══ Entries supplied
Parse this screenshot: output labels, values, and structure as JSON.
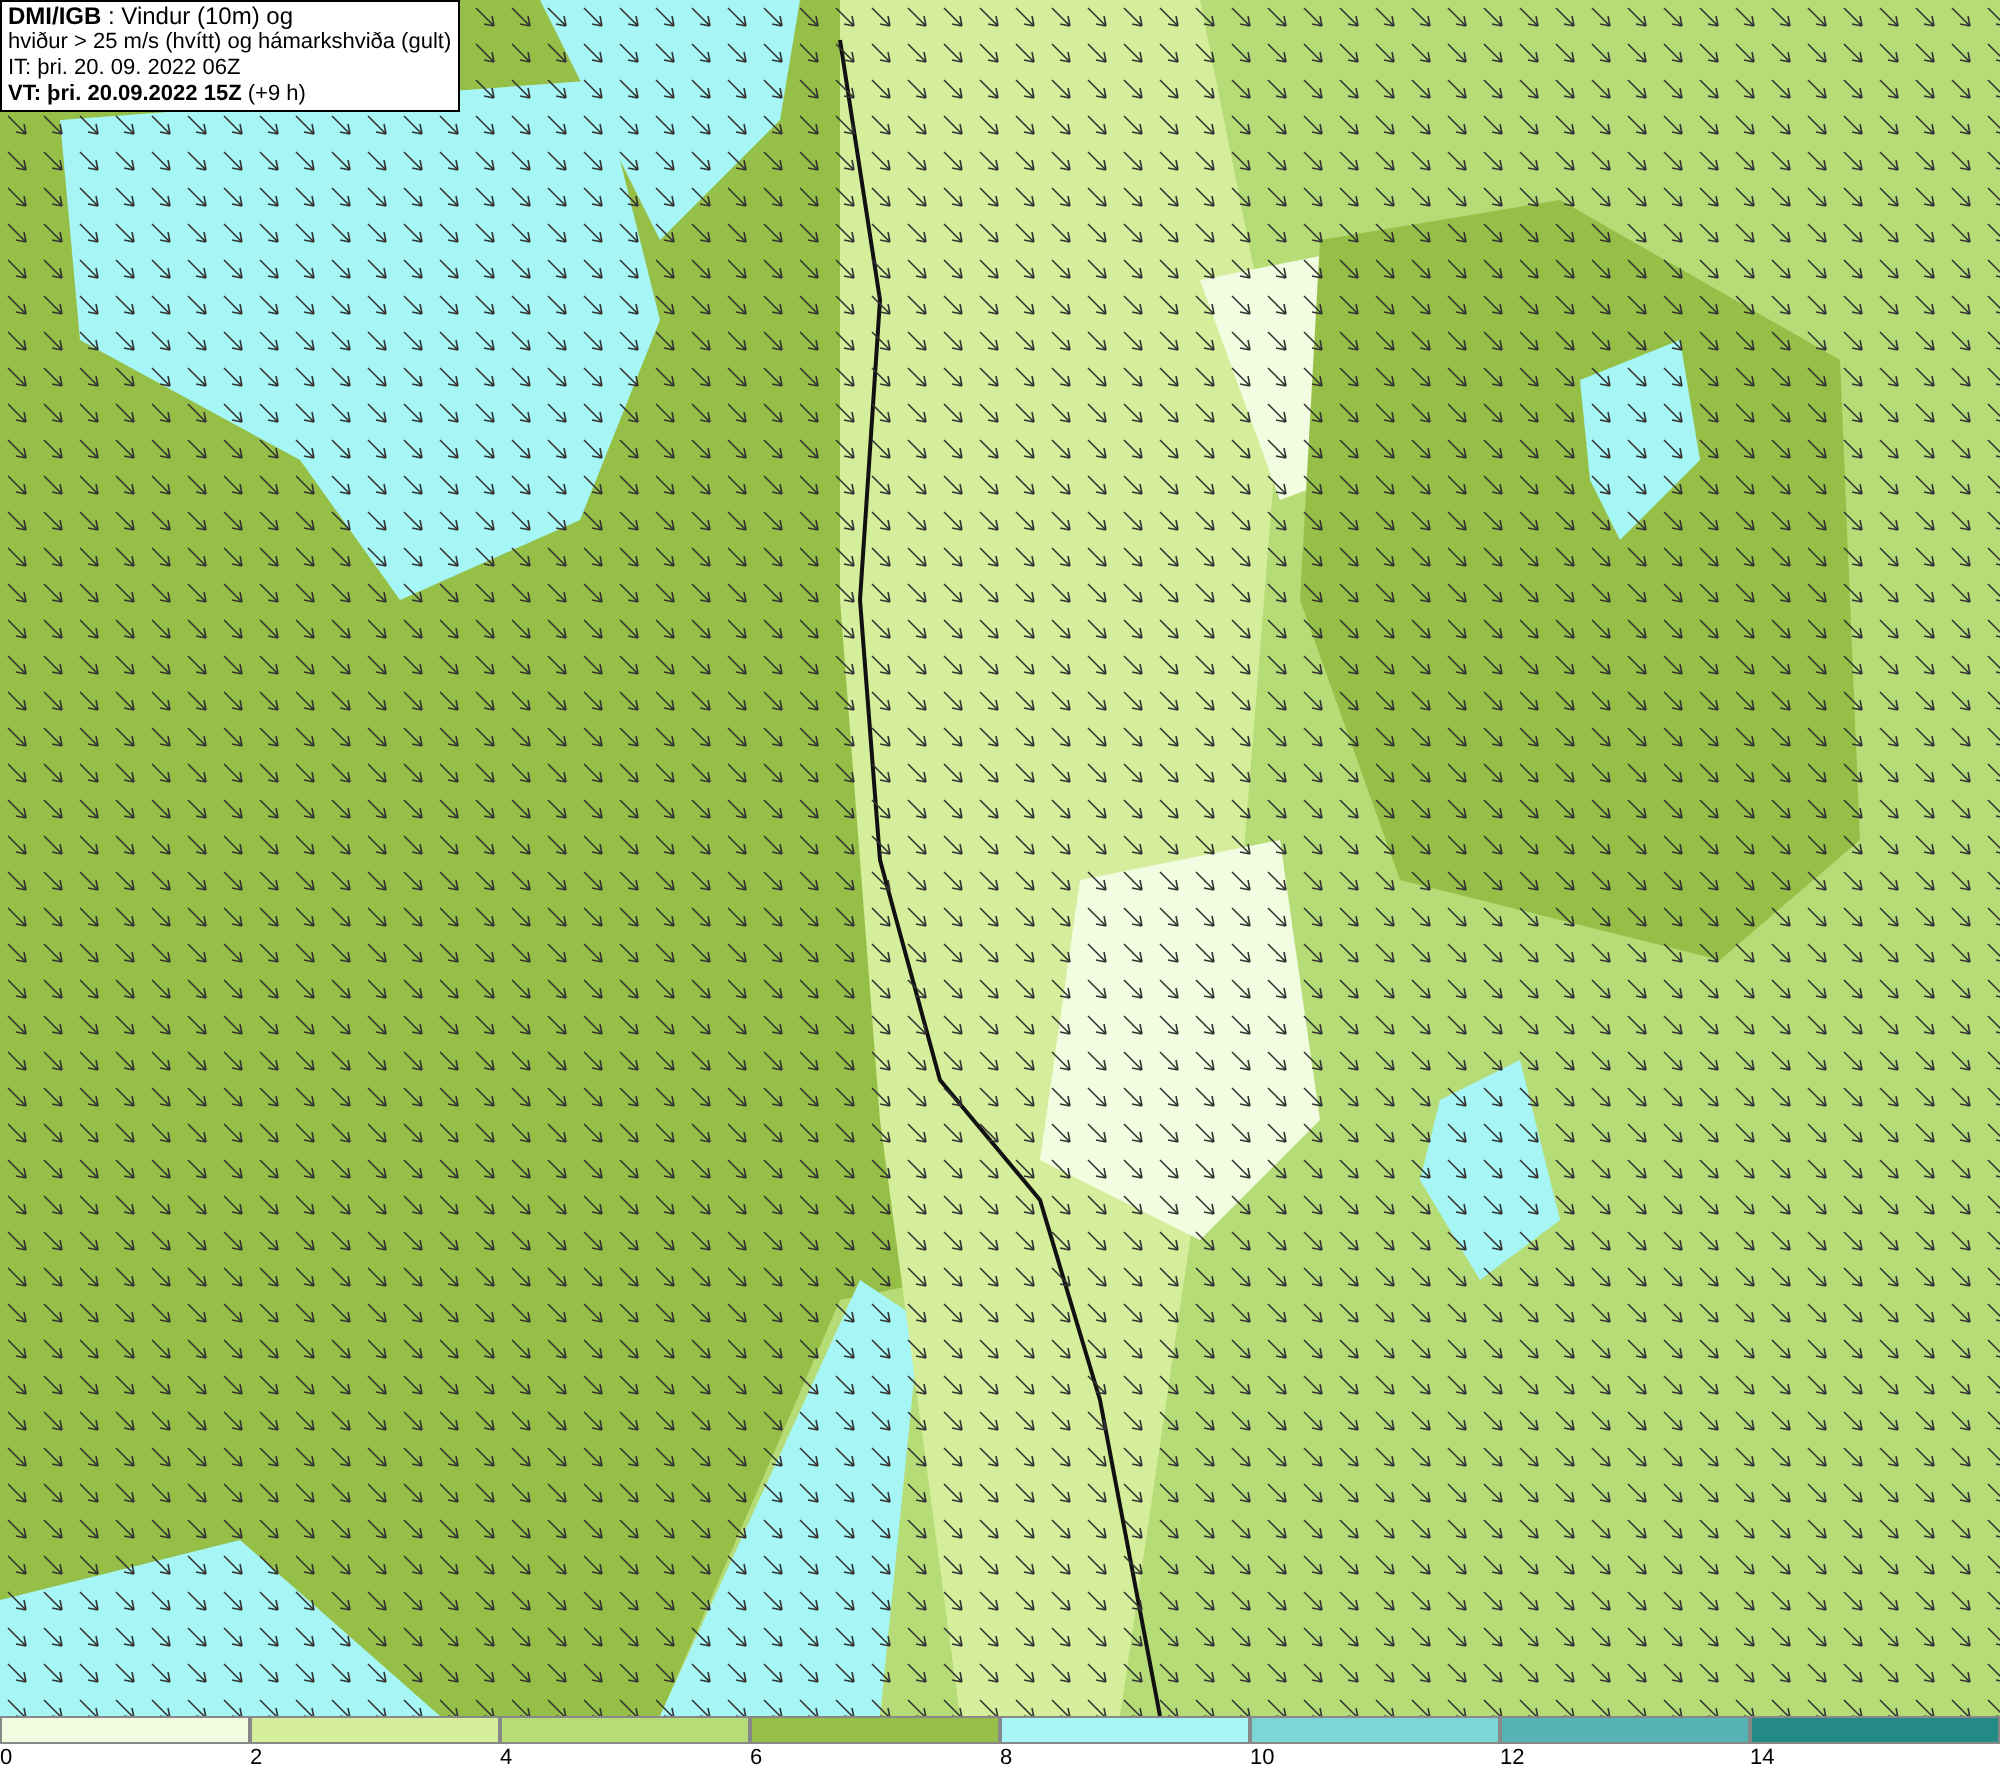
{
  "title_box": {
    "lines": [
      "**DMI/IGB** : Vindur (10m) og",
      "hviður > 25 m/s (hvítt) og hámarkshviða (gult)",
      "IT: þri. 20. 09. 2022 06Z",
      "**VT: þri. 20.09.2022 15Z** (+9 h)"
    ]
  },
  "legend": {
    "bins": [
      {
        "color": "#f2fce0"
      },
      {
        "color": "#d4ee9c"
      },
      {
        "color": "#b6dc78"
      },
      {
        "color": "#96bf48"
      },
      {
        "color": "#a6f6f6"
      },
      {
        "color": "#7dd6d6"
      },
      {
        "color": "#55b3b3"
      },
      {
        "color": "#238a85"
      }
    ],
    "ticks": [
      "0",
      "2",
      "4",
      "6",
      "8",
      "10",
      "12",
      "14"
    ]
  }
}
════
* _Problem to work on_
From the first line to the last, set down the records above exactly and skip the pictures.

* _Answer area_
Parse this screenshot: output labels, values, and structure as JSON.
{
  "title_box": {
    "lines": [
      "**DMI/IGB** : Vindur (10m) og",
      "hviður > 25 m/s (hvítt) og hámarkshviða (gult)",
      "IT: þri. 20. 09. 2022 06Z",
      "**VT: þri. 20.09.2022 15Z** (+9 h)"
    ]
  },
  "legend": {
    "bins": [
      {
        "color": "#f2fce0"
      },
      {
        "color": "#d4ee9c"
      },
      {
        "color": "#b6dc78"
      },
      {
        "color": "#96bf48"
      },
      {
        "color": "#a6f6f6"
      },
      {
        "color": "#7dd6d6"
      },
      {
        "color": "#55b3b3"
      },
      {
        "color": "#238a85"
      }
    ],
    "ticks": [
      "0",
      "2",
      "4",
      "6",
      "8",
      "10",
      "12",
      "14"
    ]
  }
}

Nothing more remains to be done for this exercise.